§ **TASK INSTRUCTIONS**
Among the lines below, which ones contain the word "JSON"? Copy every such line.

§ **RECORDS SUPPLIED**

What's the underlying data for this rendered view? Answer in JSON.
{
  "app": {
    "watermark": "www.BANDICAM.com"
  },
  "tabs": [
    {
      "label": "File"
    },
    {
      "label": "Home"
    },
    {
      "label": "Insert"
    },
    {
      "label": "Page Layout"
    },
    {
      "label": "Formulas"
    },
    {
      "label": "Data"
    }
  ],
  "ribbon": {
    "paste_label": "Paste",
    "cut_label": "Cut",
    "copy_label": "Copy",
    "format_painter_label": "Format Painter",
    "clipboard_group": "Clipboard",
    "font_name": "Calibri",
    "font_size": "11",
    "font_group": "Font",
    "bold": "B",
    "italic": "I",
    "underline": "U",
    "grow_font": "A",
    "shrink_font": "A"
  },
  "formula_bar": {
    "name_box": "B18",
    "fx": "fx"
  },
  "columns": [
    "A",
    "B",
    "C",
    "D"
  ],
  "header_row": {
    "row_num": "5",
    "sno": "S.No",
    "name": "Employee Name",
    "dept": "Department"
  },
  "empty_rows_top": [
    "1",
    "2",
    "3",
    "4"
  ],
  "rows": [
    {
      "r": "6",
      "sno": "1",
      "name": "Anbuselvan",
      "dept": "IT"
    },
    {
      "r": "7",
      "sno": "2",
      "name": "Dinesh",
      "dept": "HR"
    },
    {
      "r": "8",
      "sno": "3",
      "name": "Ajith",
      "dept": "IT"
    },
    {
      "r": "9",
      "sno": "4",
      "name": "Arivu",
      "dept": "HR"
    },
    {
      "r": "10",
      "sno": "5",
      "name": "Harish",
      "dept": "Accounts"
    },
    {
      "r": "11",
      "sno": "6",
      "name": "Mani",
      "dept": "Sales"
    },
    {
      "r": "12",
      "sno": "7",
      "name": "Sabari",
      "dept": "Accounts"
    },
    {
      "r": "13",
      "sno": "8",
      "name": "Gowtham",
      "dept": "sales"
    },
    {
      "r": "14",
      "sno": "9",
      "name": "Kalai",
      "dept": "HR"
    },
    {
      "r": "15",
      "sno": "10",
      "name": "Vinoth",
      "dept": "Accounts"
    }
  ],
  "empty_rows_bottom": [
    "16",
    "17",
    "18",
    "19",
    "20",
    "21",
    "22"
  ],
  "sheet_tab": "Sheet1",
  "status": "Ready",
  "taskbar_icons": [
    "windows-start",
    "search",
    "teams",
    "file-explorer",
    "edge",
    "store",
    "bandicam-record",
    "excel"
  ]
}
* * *
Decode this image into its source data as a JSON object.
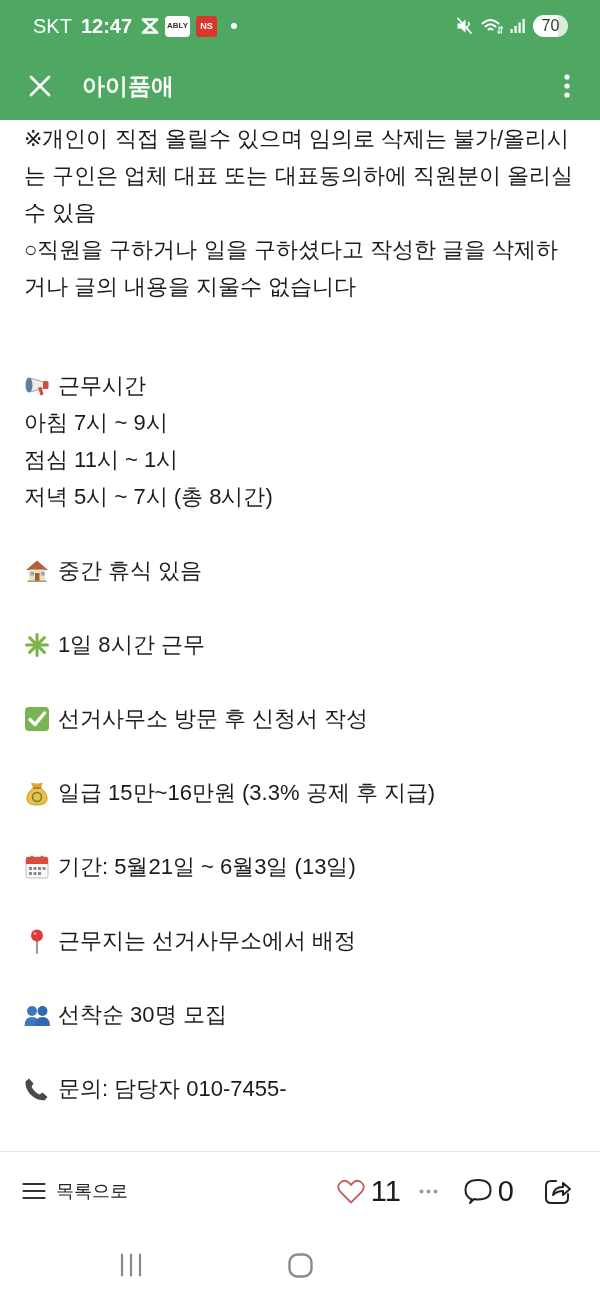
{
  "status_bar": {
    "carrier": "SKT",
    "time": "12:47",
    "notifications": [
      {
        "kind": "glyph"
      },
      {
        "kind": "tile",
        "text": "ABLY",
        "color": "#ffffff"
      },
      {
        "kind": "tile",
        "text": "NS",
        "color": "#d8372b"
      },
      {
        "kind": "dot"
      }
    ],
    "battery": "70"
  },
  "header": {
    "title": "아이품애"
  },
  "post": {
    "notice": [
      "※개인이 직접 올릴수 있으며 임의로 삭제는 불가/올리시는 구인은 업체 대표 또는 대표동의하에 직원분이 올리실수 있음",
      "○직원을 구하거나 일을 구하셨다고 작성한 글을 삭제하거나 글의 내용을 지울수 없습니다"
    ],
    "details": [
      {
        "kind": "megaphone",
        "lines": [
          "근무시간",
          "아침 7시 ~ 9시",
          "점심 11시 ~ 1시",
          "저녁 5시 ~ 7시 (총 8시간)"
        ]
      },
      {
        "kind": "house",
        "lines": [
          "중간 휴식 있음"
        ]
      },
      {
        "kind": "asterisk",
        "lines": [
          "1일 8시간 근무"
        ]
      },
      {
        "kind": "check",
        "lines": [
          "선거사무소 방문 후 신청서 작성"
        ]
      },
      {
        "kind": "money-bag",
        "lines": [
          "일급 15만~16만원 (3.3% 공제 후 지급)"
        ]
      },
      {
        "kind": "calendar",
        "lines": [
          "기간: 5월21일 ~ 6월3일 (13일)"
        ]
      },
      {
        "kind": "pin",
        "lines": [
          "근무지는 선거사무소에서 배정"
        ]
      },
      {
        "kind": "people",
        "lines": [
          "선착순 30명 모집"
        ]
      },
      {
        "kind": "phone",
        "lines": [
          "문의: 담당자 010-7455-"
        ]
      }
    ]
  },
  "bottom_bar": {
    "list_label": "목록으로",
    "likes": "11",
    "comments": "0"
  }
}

§ **RESULT**
What's the underlying data for this rendered view? Answer in JSON.
Decode this image into its source data as a JSON object.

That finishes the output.